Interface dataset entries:
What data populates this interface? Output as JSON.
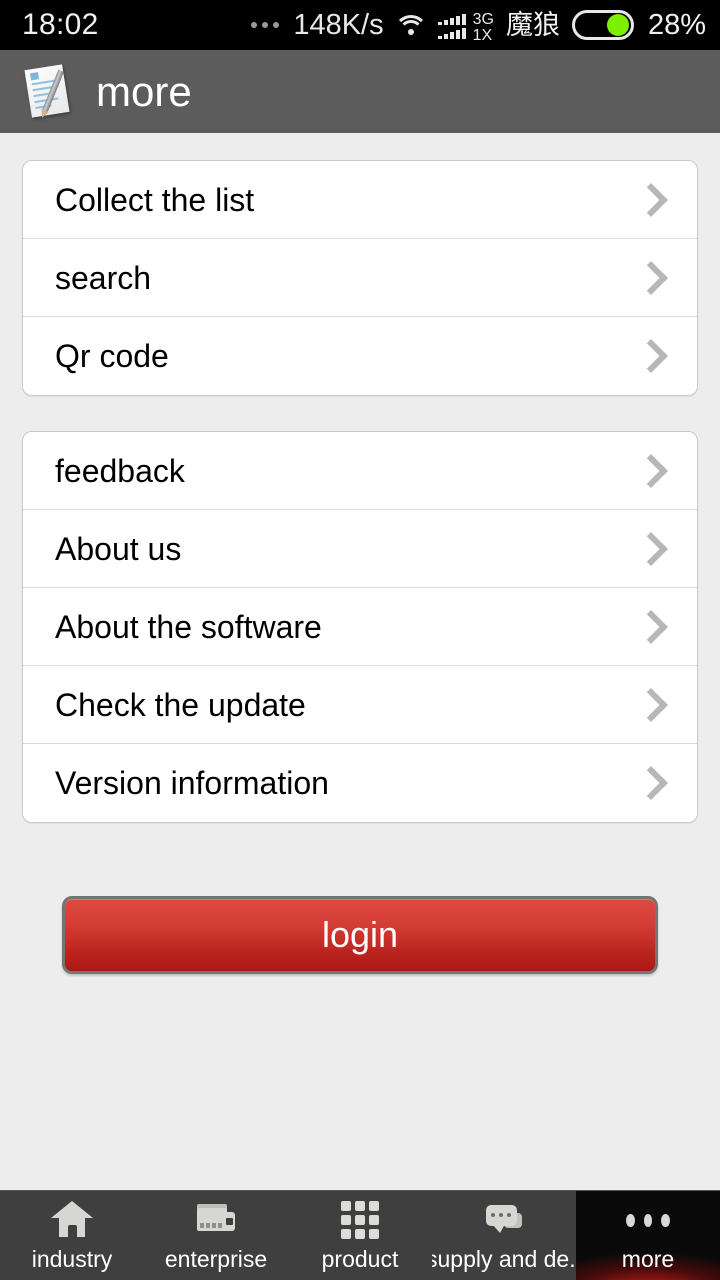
{
  "status_bar": {
    "clock": "18:02",
    "overflow_dots": "...",
    "net_speed": "148K/s",
    "wifi_icon": "wifi-icon",
    "signal_icon": "signal-bars-icon",
    "network_type_top": "3G",
    "network_type_bottom": "1X",
    "carrier": "魔狼",
    "battery_icon": "battery-icon",
    "battery_percent": "28%",
    "battery_fill_color": "#7bf000",
    "background_color": "#000000"
  },
  "title_bar": {
    "icon": "document-pencil-icon",
    "title": "more",
    "background_color": "#5c5c5c",
    "text_color": "#ffffff"
  },
  "content": {
    "background_color": "#ededed",
    "groups": [
      {
        "id": "group-1",
        "items": [
          {
            "label": "Collect the list",
            "chevron": "chevron-right-icon"
          },
          {
            "label": "search",
            "chevron": "chevron-right-icon"
          },
          {
            "label": "Qr code",
            "chevron": "chevron-right-icon"
          }
        ]
      },
      {
        "id": "group-2",
        "items": [
          {
            "label": "feedback",
            "chevron": "chevron-right-icon"
          },
          {
            "label": "About us",
            "chevron": "chevron-right-icon"
          },
          {
            "label": "About the software",
            "chevron": "chevron-right-icon"
          },
          {
            "label": "Check the update",
            "chevron": "chevron-right-icon"
          },
          {
            "label": "Version information",
            "chevron": "chevron-right-icon"
          }
        ]
      }
    ],
    "login_button": {
      "label": "login",
      "color_top": "#de4a42",
      "color_bottom": "#ab1712",
      "text_color": "#ffffff",
      "border_color": "#747474"
    }
  },
  "bottom_nav": {
    "background_color": "#3f3f3f",
    "active_glow_color": "#dc1e1a",
    "items": [
      {
        "label": "industry",
        "icon": "home-icon",
        "active": false
      },
      {
        "label": "enterprise",
        "icon": "factory-icon",
        "active": false
      },
      {
        "label": "product",
        "icon": "grid-icon",
        "active": false
      },
      {
        "label": "supply and de..",
        "icon": "chat-bubbles-icon",
        "active": false
      },
      {
        "label": "more",
        "icon": "ellipsis-icon",
        "active": true
      }
    ]
  }
}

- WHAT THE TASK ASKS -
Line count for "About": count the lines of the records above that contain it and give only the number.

- RESULT OF THIS EXERCISE -
2